» WHAT IS EXPECTED: Your answer must be the full set of entries, reproduced exactly.

[Dataset rows for apps and sites]
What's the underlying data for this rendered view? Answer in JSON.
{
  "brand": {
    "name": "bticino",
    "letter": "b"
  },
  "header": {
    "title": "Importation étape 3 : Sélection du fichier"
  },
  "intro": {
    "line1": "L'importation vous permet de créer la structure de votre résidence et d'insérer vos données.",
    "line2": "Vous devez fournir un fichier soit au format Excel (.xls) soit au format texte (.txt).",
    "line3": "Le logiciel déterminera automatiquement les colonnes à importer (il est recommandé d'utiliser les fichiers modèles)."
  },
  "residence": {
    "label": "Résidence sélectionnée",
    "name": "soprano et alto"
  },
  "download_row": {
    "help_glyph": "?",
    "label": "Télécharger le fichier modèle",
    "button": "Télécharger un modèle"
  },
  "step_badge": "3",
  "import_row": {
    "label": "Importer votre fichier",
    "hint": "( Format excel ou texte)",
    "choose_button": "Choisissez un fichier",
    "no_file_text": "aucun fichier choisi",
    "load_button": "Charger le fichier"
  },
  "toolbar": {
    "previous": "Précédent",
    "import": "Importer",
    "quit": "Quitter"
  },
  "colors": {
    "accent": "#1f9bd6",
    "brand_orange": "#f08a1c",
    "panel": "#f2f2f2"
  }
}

» RESULT FOR THIS TASK:
What's the underlying data for this rendered view? Answer in JSON.
{
  "brand": {
    "name": "bticino",
    "letter": "b"
  },
  "header": {
    "title": "Importation étape 3 : Sélection du fichier"
  },
  "intro": {
    "line1": "L'importation vous permet de créer la structure de votre résidence et d'insérer vos données.",
    "line2": "Vous devez fournir un fichier soit au format Excel (.xls) soit au format texte (.txt).",
    "line3": "Le logiciel déterminera automatiquement les colonnes à importer (il est recommandé d'utiliser les fichiers modèles)."
  },
  "residence": {
    "label": "Résidence sélectionnée",
    "name": "soprano et alto"
  },
  "download_row": {
    "help_glyph": "?",
    "label": "Télécharger le fichier modèle",
    "button": "Télécharger un modèle"
  },
  "step_badge": "3",
  "import_row": {
    "label": "Importer votre fichier",
    "hint": "( Format excel ou texte)",
    "choose_button": "Choisissez un fichier",
    "no_file_text": "aucun fichier choisi",
    "load_button": "Charger le fichier"
  },
  "toolbar": {
    "previous": "Précédent",
    "import": "Importer",
    "quit": "Quitter"
  },
  "colors": {
    "accent": "#1f9bd6",
    "brand_orange": "#f08a1c",
    "panel": "#f2f2f2"
  }
}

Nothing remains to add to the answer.